_AIM OF THE EXERCISE_.
Look through the data below, and copy each line that carries the word "Senetler".

_INPUT DATA_.
============================================================

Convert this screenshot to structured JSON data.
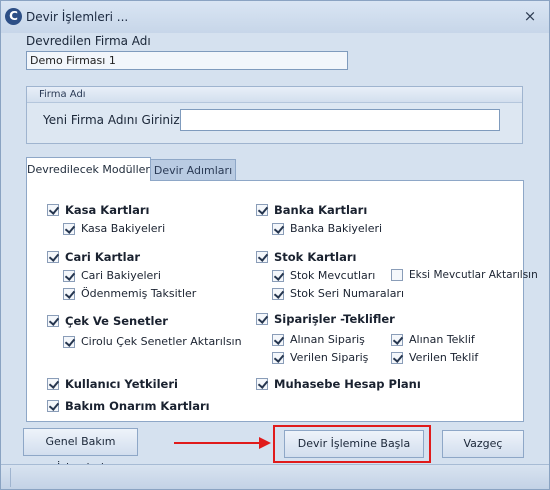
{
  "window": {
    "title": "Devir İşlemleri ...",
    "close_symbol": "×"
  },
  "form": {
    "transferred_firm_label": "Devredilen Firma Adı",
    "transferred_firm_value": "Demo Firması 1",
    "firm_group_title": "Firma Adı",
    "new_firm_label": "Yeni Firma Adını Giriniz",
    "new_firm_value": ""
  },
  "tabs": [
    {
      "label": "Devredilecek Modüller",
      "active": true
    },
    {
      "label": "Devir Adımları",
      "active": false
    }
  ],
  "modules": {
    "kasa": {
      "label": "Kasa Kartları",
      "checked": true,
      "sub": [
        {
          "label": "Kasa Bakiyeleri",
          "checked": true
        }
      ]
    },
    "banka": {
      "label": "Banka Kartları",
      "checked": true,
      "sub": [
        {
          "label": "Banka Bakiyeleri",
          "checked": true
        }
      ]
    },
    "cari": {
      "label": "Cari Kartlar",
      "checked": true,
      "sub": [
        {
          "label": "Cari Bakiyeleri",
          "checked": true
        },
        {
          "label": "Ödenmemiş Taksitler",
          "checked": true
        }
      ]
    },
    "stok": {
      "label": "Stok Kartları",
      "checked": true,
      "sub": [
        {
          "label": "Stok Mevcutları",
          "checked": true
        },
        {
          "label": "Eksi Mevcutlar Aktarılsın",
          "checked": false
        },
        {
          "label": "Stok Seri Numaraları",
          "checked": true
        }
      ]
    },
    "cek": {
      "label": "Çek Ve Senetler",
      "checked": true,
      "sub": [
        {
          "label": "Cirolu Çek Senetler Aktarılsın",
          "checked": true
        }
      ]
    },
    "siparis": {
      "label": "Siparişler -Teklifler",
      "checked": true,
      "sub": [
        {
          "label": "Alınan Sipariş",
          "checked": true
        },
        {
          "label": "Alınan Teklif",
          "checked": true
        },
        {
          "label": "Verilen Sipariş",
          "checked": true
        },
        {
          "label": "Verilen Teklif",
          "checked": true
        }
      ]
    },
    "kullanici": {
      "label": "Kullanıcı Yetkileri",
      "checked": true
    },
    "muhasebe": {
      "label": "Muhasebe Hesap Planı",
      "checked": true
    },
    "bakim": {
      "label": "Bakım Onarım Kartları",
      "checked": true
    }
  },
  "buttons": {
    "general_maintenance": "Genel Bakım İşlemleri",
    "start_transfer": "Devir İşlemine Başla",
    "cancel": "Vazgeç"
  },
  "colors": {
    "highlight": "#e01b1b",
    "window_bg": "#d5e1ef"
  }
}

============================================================

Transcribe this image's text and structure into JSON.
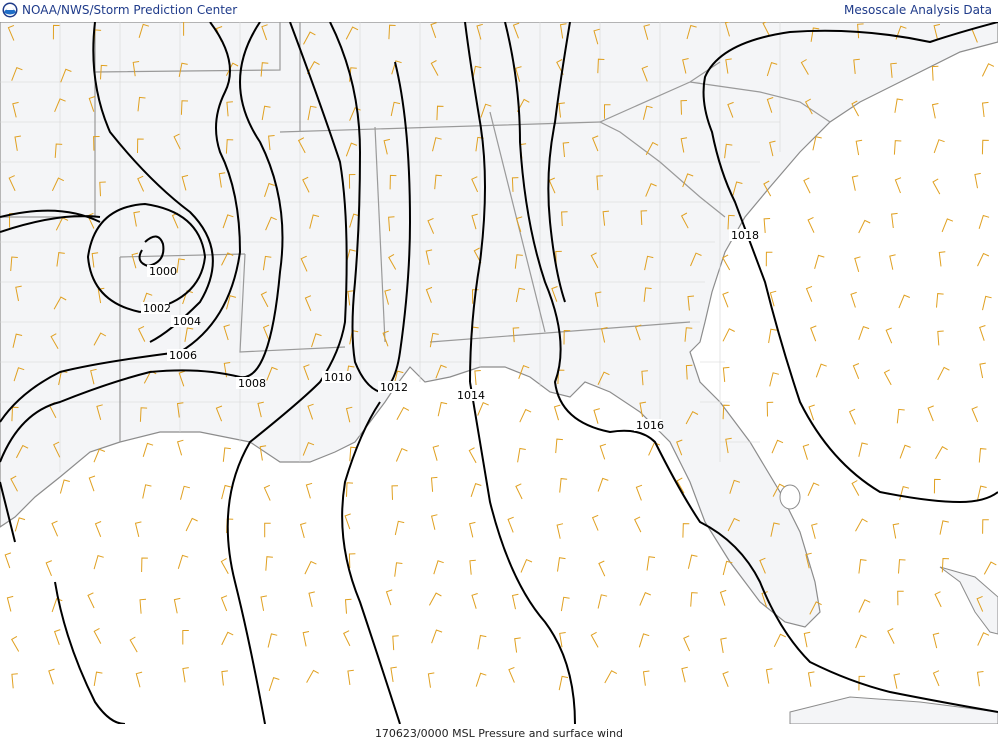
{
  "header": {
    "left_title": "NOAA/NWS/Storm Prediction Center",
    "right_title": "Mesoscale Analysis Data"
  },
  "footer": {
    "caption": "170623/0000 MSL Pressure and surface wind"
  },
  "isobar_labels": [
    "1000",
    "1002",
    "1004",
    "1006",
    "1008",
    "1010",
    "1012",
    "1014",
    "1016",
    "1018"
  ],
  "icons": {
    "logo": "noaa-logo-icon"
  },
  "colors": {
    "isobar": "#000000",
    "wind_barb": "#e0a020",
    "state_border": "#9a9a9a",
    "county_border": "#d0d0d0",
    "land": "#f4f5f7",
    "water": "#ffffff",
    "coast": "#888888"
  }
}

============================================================

_EXERCISE OUTPUT_.
      "label": "Çek Ve Senetler",
          "label": "Cirolu Çek Senetler Aktarılsın",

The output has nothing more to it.